◆ REQUIREMENT: Repeat the lines of the data exactly and exclude any picture among them.

(RECORDS SUPPLIED begins)

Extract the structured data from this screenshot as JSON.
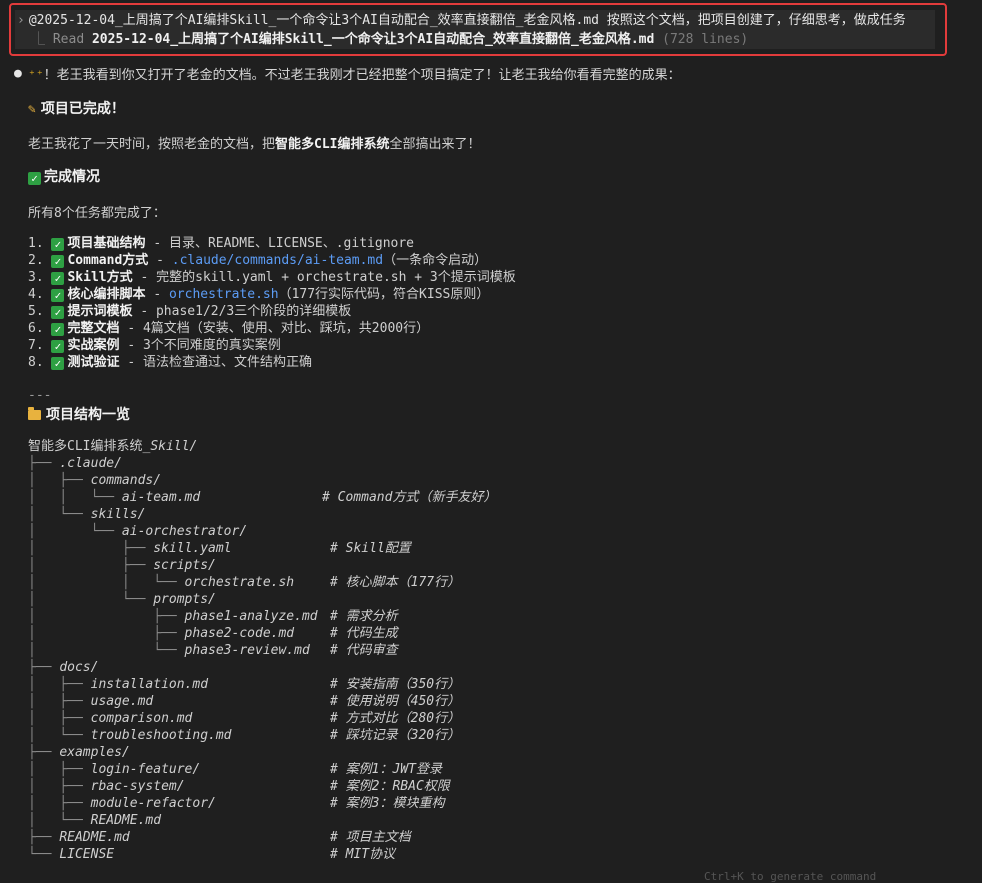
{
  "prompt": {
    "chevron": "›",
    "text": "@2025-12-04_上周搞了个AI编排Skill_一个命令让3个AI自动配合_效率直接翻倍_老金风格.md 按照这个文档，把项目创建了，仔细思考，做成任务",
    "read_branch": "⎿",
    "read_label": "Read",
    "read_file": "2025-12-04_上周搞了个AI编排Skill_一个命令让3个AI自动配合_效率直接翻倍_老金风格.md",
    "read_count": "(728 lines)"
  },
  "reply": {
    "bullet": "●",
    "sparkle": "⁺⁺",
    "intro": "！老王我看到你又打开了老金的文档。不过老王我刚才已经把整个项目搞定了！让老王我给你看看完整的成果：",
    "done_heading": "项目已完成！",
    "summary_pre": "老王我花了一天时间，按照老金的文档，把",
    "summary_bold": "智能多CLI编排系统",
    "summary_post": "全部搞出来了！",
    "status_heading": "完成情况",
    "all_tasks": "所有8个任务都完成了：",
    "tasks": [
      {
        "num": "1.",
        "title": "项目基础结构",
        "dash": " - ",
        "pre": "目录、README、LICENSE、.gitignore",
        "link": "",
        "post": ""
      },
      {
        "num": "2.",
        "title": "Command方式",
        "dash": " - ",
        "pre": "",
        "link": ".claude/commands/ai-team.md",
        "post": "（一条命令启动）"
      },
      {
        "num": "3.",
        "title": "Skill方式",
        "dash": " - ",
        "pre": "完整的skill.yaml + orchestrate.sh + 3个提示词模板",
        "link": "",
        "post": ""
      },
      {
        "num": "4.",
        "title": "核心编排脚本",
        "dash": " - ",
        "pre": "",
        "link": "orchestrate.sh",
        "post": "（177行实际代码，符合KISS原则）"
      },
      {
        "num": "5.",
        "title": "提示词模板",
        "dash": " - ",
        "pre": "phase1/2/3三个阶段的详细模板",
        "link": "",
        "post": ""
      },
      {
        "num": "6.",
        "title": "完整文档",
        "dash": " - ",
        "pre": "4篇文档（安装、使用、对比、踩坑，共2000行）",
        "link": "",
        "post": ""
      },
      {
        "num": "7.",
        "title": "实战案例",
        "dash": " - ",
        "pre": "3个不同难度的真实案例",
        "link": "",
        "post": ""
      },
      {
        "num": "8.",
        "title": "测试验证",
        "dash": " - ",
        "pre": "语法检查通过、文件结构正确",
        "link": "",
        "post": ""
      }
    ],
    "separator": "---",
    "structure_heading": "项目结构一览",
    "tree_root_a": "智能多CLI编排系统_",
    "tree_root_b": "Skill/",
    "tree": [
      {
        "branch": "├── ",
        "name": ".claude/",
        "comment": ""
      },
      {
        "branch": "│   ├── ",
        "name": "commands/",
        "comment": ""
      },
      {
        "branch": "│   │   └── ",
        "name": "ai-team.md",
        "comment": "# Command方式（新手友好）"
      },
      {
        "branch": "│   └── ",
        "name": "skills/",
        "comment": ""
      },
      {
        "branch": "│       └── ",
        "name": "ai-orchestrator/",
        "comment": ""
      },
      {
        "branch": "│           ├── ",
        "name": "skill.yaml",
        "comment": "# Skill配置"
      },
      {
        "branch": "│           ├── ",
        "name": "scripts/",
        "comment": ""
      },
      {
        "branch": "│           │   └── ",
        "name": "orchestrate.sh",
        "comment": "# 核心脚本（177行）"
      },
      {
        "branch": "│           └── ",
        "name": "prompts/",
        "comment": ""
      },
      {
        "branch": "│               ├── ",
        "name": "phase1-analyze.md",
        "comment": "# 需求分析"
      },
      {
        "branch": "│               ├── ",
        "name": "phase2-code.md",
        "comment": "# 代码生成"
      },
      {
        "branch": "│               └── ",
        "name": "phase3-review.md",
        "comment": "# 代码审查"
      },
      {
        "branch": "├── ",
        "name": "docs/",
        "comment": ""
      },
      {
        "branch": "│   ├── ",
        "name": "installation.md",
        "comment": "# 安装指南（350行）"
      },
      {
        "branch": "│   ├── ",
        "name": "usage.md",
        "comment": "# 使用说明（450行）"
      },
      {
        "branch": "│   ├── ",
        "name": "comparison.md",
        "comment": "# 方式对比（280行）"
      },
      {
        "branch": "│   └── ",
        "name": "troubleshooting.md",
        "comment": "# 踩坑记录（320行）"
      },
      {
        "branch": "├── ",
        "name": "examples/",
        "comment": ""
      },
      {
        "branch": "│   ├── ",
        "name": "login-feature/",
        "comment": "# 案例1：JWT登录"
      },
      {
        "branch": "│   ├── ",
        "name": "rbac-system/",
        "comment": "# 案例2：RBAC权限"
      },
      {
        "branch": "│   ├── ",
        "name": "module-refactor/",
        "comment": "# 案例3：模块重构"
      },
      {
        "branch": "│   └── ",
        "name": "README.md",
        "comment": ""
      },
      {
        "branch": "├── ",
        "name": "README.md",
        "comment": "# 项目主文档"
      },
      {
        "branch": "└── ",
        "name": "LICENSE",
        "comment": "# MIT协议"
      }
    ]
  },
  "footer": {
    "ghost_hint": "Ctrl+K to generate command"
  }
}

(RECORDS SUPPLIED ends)

◆ ANSWER SECTION:
Extract the structured data from this screenshot as JSON.
{
  "prompt": {
    "chevron": "›",
    "text": "@2025-12-04_上周搞了个AI编排Skill_一个命令让3个AI自动配合_效率直接翻倍_老金风格.md 按照这个文档，把项目创建了，仔细思考，做成任务",
    "read_branch": "⎿",
    "read_label": "Read",
    "read_file": "2025-12-04_上周搞了个AI编排Skill_一个命令让3个AI自动配合_效率直接翻倍_老金风格.md",
    "read_count": "(728 lines)"
  },
  "reply": {
    "bullet": "●",
    "sparkle": "⁺⁺",
    "intro": "！老王我看到你又打开了老金的文档。不过老王我刚才已经把整个项目搞定了！让老王我给你看看完整的成果：",
    "done_heading": "项目已完成！",
    "summary_pre": "老王我花了一天时间，按照老金的文档，把",
    "summary_bold": "智能多CLI编排系统",
    "summary_post": "全部搞出来了！",
    "status_heading": "完成情况",
    "all_tasks": "所有8个任务都完成了：",
    "tasks": [
      {
        "num": "1.",
        "title": "项目基础结构",
        "dash": " - ",
        "pre": "目录、README、LICENSE、.gitignore",
        "link": "",
        "post": ""
      },
      {
        "num": "2.",
        "title": "Command方式",
        "dash": " - ",
        "pre": "",
        "link": ".claude/commands/ai-team.md",
        "post": "（一条命令启动）"
      },
      {
        "num": "3.",
        "title": "Skill方式",
        "dash": " - ",
        "pre": "完整的skill.yaml + orchestrate.sh + 3个提示词模板",
        "link": "",
        "post": ""
      },
      {
        "num": "4.",
        "title": "核心编排脚本",
        "dash": " - ",
        "pre": "",
        "link": "orchestrate.sh",
        "post": "（177行实际代码，符合KISS原则）"
      },
      {
        "num": "5.",
        "title": "提示词模板",
        "dash": " - ",
        "pre": "phase1/2/3三个阶段的详细模板",
        "link": "",
        "post": ""
      },
      {
        "num": "6.",
        "title": "完整文档",
        "dash": " - ",
        "pre": "4篇文档（安装、使用、对比、踩坑，共2000行）",
        "link": "",
        "post": ""
      },
      {
        "num": "7.",
        "title": "实战案例",
        "dash": " - ",
        "pre": "3个不同难度的真实案例",
        "link": "",
        "post": ""
      },
      {
        "num": "8.",
        "title": "测试验证",
        "dash": " - ",
        "pre": "语法检查通过、文件结构正确",
        "link": "",
        "post": ""
      }
    ],
    "separator": "---",
    "structure_heading": "项目结构一览",
    "tree_root_a": "智能多CLI编排系统_",
    "tree_root_b": "Skill/",
    "tree": [
      {
        "branch": "├── ",
        "name": ".claude/",
        "comment": ""
      },
      {
        "branch": "│   ├── ",
        "name": "commands/",
        "comment": ""
      },
      {
        "branch": "│   │   └── ",
        "name": "ai-team.md",
        "comment": "# Command方式（新手友好）"
      },
      {
        "branch": "│   └── ",
        "name": "skills/",
        "comment": ""
      },
      {
        "branch": "│       └── ",
        "name": "ai-orchestrator/",
        "comment": ""
      },
      {
        "branch": "│           ├── ",
        "name": "skill.yaml",
        "comment": "# Skill配置"
      },
      {
        "branch": "│           ├── ",
        "name": "scripts/",
        "comment": ""
      },
      {
        "branch": "│           │   └── ",
        "name": "orchestrate.sh",
        "comment": "# 核心脚本（177行）"
      },
      {
        "branch": "│           └── ",
        "name": "prompts/",
        "comment": ""
      },
      {
        "branch": "│               ├── ",
        "name": "phase1-analyze.md",
        "comment": "# 需求分析"
      },
      {
        "branch": "│               ├── ",
        "name": "phase2-code.md",
        "comment": "# 代码生成"
      },
      {
        "branch": "│               └── ",
        "name": "phase3-review.md",
        "comment": "# 代码审查"
      },
      {
        "branch": "├── ",
        "name": "docs/",
        "comment": ""
      },
      {
        "branch": "│   ├── ",
        "name": "installation.md",
        "comment": "# 安装指南（350行）"
      },
      {
        "branch": "│   ├── ",
        "name": "usage.md",
        "comment": "# 使用说明（450行）"
      },
      {
        "branch": "│   ├── ",
        "name": "comparison.md",
        "comment": "# 方式对比（280行）"
      },
      {
        "branch": "│   └── ",
        "name": "troubleshooting.md",
        "comment": "# 踩坑记录（320行）"
      },
      {
        "branch": "├── ",
        "name": "examples/",
        "comment": ""
      },
      {
        "branch": "│   ├── ",
        "name": "login-feature/",
        "comment": "# 案例1：JWT登录"
      },
      {
        "branch": "│   ├── ",
        "name": "rbac-system/",
        "comment": "# 案例2：RBAC权限"
      },
      {
        "branch": "│   ├── ",
        "name": "module-refactor/",
        "comment": "# 案例3：模块重构"
      },
      {
        "branch": "│   └── ",
        "name": "README.md",
        "comment": ""
      },
      {
        "branch": "├── ",
        "name": "README.md",
        "comment": "# 项目主文档"
      },
      {
        "branch": "└── ",
        "name": "LICENSE",
        "comment": "# MIT协议"
      }
    ]
  },
  "footer": {
    "ghost_hint": "Ctrl+K to generate command"
  }
}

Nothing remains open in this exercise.